- teachers open to working together
- large classroom with multiple centers
- good natural lighting
- diverse outdoor play space
- specialty staff members available to provide some relief
- frequent limited access to outdoor play areas during the summer due to code orange and red days
- limited gross motor or heavy work play opportunities indoors
- large number of children in class (22)
- generally high noise level in classroom
- other children in the classroom who tended to target Sam
- some play materials that tended to invite aggressive play (e.g. long wooden sticks)
Evaluation and observation findings with recommendations were presented and then the team brainstormed other ideas. The focus was on setting the environment for success using strategies that would not only help Sam, but also benefit other children in the class and would not require a lot of individual attention from his teachers.
– Provide opportunities for physical activity both morning and afternoon; inside options included: [easyazon-link asin=”B001GS032K” locale=”us”]scooter board[/easyazon-link] or [easyazon-link asin=”B000BPN3JO” locale=”us”]hoppitty balls[/easyazon-link] in the hall way; a center with [easyazon-link asin=”B001E6IQP0″ locale=”us”]Monster Clompers[/easyazon-link] and [easyazon-link asin=”B0016UMK9M” locale=”us”]jumping tasks[/easyazon-link]; Dance party; assisting with delivering jugs of milk to classrooms; helping with [easyazon-link asin=”B0009I7GUA” locale=”us”]gardening[/easyazon-link].
– When coming in from outdoor time, have each child have their own water bottle, instead of having to sit in the hall waiting their turn at the single water fountain.
– Provide centers with heavy work with hands, such as [easyazon-link asin=”B001763OS6″ locale=”us”]play dough[/easyazon-link], [easyazon-link asin=”B0009F4YR6″ locale=”us”]sand[/easyazon-link], water, etc.
– Provide periods of quiet or lower noise level during the day.
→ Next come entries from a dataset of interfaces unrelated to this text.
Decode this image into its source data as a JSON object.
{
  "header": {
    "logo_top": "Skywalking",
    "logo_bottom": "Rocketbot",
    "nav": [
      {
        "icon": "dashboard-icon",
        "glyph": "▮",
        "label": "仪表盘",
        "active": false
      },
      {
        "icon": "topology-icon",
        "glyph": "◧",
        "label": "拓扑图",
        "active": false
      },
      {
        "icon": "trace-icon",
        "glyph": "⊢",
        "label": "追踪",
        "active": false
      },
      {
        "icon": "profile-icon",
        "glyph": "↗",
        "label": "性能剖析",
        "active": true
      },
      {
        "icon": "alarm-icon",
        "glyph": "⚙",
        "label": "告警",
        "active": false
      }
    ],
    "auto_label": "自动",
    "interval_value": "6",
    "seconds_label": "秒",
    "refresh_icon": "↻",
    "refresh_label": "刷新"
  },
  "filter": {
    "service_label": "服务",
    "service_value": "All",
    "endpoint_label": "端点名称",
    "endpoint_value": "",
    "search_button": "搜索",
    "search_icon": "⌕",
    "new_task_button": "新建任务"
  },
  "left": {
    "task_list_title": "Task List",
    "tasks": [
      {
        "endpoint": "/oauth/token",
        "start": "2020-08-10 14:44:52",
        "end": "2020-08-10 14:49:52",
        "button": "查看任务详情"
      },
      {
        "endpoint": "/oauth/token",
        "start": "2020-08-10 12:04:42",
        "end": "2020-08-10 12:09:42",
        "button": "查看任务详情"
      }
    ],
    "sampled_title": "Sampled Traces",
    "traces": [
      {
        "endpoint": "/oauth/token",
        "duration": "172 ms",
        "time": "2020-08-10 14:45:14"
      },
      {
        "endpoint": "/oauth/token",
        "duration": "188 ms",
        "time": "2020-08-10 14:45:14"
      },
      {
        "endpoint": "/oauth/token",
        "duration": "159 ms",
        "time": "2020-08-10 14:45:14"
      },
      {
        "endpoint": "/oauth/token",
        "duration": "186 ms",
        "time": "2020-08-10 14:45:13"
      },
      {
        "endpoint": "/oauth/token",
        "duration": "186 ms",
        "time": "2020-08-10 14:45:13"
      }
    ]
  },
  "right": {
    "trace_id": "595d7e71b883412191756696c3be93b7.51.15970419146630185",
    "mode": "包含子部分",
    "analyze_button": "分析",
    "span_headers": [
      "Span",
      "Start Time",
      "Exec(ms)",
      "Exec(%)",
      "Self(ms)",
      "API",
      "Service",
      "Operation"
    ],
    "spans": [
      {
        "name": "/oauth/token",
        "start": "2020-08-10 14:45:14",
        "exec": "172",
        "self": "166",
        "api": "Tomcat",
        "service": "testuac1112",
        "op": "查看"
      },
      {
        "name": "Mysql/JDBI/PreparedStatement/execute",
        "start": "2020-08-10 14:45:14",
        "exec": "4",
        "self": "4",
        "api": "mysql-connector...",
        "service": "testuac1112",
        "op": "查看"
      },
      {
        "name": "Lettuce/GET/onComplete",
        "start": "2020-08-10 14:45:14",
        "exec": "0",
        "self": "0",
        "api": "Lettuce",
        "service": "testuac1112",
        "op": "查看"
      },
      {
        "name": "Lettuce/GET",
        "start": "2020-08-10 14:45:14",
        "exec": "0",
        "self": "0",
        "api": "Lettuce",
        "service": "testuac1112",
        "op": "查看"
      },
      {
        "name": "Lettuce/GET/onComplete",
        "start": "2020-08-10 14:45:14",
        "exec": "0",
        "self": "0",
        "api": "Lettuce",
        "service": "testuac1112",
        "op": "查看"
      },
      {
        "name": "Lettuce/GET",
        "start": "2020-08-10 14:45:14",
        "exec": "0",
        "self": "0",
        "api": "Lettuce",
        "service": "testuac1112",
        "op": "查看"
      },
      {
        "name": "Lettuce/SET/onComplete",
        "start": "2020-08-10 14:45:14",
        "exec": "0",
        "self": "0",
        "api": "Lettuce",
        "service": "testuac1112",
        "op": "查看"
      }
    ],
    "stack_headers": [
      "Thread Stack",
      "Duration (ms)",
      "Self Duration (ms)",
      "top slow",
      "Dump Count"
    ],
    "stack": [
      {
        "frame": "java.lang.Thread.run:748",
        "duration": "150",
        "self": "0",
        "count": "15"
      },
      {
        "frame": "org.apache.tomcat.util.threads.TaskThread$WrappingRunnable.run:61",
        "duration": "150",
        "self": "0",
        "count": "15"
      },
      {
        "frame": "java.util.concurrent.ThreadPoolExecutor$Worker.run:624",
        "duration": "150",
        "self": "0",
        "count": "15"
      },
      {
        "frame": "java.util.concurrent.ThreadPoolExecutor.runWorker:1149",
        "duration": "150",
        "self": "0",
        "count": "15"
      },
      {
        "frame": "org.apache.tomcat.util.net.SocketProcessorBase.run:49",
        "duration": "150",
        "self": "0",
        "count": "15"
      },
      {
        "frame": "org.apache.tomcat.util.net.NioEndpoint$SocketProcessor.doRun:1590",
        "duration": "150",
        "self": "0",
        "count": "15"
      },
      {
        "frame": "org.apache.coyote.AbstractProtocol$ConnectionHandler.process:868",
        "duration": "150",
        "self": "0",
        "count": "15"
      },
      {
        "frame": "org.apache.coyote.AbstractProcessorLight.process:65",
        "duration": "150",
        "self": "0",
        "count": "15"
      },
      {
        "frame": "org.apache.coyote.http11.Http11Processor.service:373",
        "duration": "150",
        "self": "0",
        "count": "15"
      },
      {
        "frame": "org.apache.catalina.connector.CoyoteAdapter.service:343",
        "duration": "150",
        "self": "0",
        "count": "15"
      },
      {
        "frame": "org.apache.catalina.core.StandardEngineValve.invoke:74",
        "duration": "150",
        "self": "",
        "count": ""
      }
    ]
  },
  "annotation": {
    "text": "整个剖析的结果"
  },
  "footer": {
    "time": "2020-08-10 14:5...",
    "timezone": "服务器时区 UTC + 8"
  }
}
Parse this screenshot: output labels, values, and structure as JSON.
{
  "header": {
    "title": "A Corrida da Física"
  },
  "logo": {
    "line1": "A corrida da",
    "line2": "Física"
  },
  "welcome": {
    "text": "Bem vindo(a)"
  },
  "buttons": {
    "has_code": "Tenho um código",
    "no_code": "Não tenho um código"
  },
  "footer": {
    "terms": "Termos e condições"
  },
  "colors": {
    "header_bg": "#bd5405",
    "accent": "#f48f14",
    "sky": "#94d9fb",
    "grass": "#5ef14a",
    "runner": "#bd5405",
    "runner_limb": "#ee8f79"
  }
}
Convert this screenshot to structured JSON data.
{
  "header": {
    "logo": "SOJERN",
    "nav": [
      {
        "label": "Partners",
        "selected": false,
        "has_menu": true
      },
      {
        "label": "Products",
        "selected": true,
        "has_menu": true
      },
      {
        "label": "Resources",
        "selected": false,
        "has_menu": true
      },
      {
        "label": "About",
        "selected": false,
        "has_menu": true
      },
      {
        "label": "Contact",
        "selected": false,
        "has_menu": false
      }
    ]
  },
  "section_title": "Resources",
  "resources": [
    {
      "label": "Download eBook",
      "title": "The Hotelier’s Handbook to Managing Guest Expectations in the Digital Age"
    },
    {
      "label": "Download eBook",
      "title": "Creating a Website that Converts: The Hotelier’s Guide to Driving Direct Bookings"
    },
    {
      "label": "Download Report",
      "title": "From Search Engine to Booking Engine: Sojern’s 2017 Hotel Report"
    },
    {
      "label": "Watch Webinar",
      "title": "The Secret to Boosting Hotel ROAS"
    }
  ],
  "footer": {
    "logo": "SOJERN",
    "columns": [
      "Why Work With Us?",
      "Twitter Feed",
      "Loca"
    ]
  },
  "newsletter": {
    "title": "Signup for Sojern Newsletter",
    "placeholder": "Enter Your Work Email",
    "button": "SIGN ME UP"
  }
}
Try silent clean-up at the end of the morning, possibly with classical music such as [easyazon-link asin=”B0000058HV” locale=”us”] Mozart[/easyazon-link] or drum music ([easyazon-link asin=”B000008QVX” locale=”us”]Sacred Spirit Drums[/easyazon-link] or [easyazon-link asin=”B000008QVH” locale=”us”]Sacred Earth Drums[/easyazon-link] by David and Steve Gordon). This would also be useful during lunch time.
– Have [easyazon-link asin=”B000KQQUQW” locale=”us”]sound occluding headphones[/easyazon-link] available.
– Have a center with headphones and recorded stories available.
– During circle time, provide [easyazon-link asin=”B002ZKV7NM” locale=”us”]fidgets[/easyazon-link]. See 7 Strategies for a Successful Circle Time
By afternoon group time, Sam often needed a break from the children, so he could be given the option of independent work sitting at a small table on the other side of the room.
Sam participated in the majority of activities successfully and when needed, he used opportunities to ‘chill out’ and have a little breathing space. He looked forward to going to school and transitioned in easily each day.